Harvesters sign up to report on changes in fisheries, ocean conditions

Fishing vessels docked in Cordova Harbor. (Jan. 2, 2020) Photo by Zachary Snowdon Smith

Commercial harvesters are pitching in to provide their observations on ecological changes in fisheries and ocean conditions, to help pave the way for climate ready fisheries of the future through Skipper Science, a project of a tribal government in the Aleutians and SalmonState.

In a report released on Tuesday, Nov. 30 by the Aleut Community of St. Paul Island tribal government and SalmonState’s Salmon Habitat Information Program notes that since the program began this summer it has been endorsed by 19 Alaska-based fisheries trade organizations and that 1,697 fishermen have offered their opinions on climate change via telephone interviews.

The program provides a smartphone app that allows fishermen to log observations in real time from the fishing grounds.

Given this summer’s results, it’s clear fishermen are up for the work of using technology to contribute their observations and knowledge to the data set, said Lauren Divine, director of the ecosystem conservation office at the tribal government.

“We were blown away by the amount of organizations and associations willing to endorse and support this project,” said Lindsey Bloom, manager of the Salmon Habitat Information Program.

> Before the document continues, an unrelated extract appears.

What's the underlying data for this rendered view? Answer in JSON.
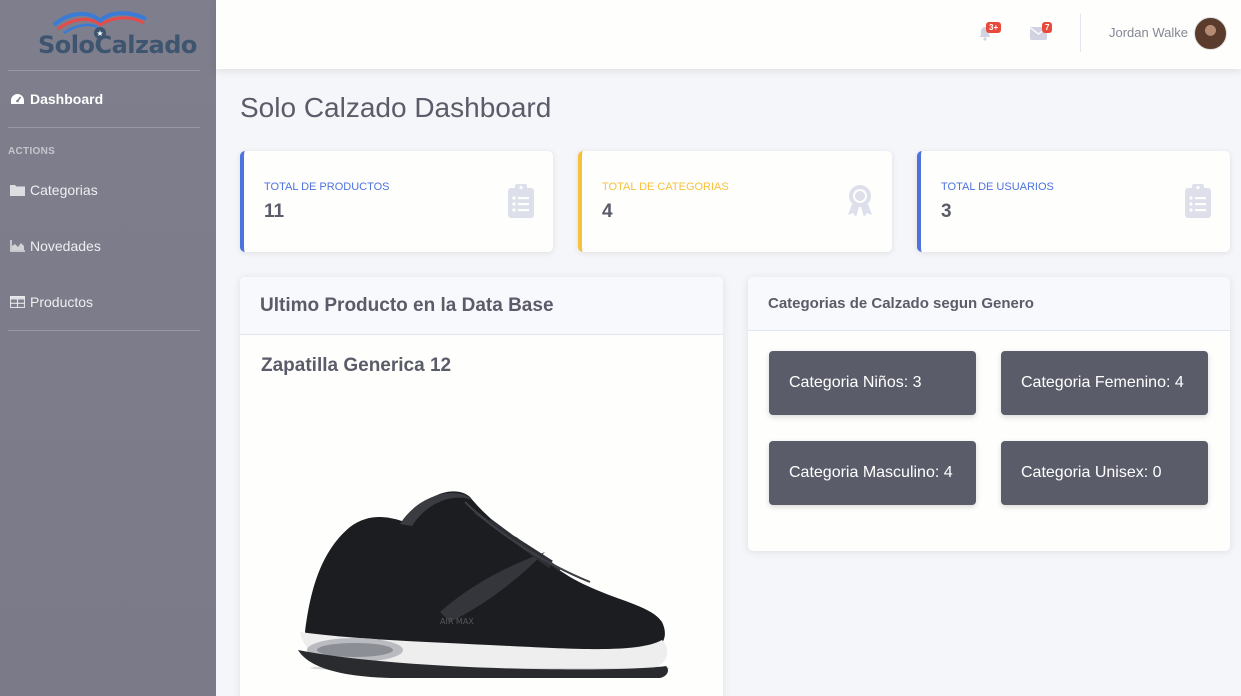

The 14 sponsors of the program include Cordova District Fishermen United, Copper River Seafood Marketing Association, Commercial Fishermen for Bristol Bay, Bristol Bay Regional Seafood Development Association, the Alaska Marine Conservation Council , Central Bering sea Fishermen’s Association and the Sitka Conservation Society.